The data ▸
__________

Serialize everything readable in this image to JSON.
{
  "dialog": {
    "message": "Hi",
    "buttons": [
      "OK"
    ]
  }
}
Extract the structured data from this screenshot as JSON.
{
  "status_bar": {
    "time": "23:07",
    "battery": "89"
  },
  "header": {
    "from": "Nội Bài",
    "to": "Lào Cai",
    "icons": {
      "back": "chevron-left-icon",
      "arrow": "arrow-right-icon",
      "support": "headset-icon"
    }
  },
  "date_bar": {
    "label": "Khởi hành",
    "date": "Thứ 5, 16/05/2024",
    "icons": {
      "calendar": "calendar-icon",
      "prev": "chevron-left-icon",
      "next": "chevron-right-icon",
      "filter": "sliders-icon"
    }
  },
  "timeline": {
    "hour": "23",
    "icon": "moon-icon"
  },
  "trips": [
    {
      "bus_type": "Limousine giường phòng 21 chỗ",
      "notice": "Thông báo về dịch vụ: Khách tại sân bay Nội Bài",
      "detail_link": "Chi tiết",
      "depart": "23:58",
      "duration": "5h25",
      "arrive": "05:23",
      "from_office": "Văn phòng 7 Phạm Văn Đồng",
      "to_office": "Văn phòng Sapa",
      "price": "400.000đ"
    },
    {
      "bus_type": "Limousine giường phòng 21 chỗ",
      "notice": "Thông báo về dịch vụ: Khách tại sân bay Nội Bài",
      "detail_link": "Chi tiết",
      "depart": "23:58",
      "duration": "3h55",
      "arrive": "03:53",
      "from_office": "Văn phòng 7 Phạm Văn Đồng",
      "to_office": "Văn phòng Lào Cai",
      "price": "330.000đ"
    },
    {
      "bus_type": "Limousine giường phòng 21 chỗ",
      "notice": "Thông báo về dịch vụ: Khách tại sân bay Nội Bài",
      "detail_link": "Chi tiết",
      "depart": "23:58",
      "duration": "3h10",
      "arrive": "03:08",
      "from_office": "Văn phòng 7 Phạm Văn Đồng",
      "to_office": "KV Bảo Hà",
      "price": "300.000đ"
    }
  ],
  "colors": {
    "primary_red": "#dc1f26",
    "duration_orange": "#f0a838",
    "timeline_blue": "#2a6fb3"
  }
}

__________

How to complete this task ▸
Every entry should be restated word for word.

Solved exercise ▸
Serialize everything readable in this image to JSON.
{
  "dialog": {
    "message": "Hi",
    "buttons": [
      "OK"
    ]
  }
}
Extract the structured data from this screenshot as JSON.
{
  "status_bar": {
    "time": "23:07",
    "battery": "89"
  },
  "header": {
    "from": "Nội Bài",
    "to": "Lào Cai",
    "icons": {
      "back": "chevron-left-icon",
      "arrow": "arrow-right-icon",
      "support": "headset-icon"
    }
  },
  "date_bar": {
    "label": "Khởi hành",
    "date": "Thứ 5, 16/05/2024",
    "icons": {
      "calendar": "calendar-icon",
      "prev": "chevron-left-icon",
      "next": "chevron-right-icon",
      "filter": "sliders-icon"
    }
  },
  "timeline": {
    "hour": "23",
    "icon": "moon-icon"
  },
  "trips": [
    {
      "bus_type": "Limousine giường phòng 21 chỗ",
      "notice": "Thông báo về dịch vụ: Khách tại sân bay Nội Bài",
      "detail_link": "Chi tiết",
      "depart": "23:58",
      "duration": "5h25",
      "arrive": "05:23",
      "from_office": "Văn phòng 7 Phạm Văn Đồng",
      "to_office": "Văn phòng Sapa",
      "price": "400.000đ"
    },
    {
      "bus_type": "Limousine giường phòng 21 chỗ",
      "notice": "Thông báo về dịch vụ: Khách tại sân bay Nội Bài",
      "detail_link": "Chi tiết",
      "depart": "23:58",
      "duration": "3h55",
      "arrive": "03:53",
      "from_office": "Văn phòng 7 Phạm Văn Đồng",
      "to_office": "Văn phòng Lào Cai",
      "price": "330.000đ"
    },
    {
      "bus_type": "Limousine giường phòng 21 chỗ",
      "notice": "Thông báo về dịch vụ: Khách tại sân bay Nội Bài",
      "detail_link": "Chi tiết",
      "depart": "23:58",
      "duration": "3h10",
      "arrive": "03:08",
      "from_office": "Văn phòng 7 Phạm Văn Đồng",
      "to_office": "KV Bảo Hà",
      "price": "300.000đ"
    }
  ],
  "colors": {
    "primary_red": "#dc1f26",
    "duration_orange": "#f0a838",
    "timeline_blue": "#2a6fb3"
  }
}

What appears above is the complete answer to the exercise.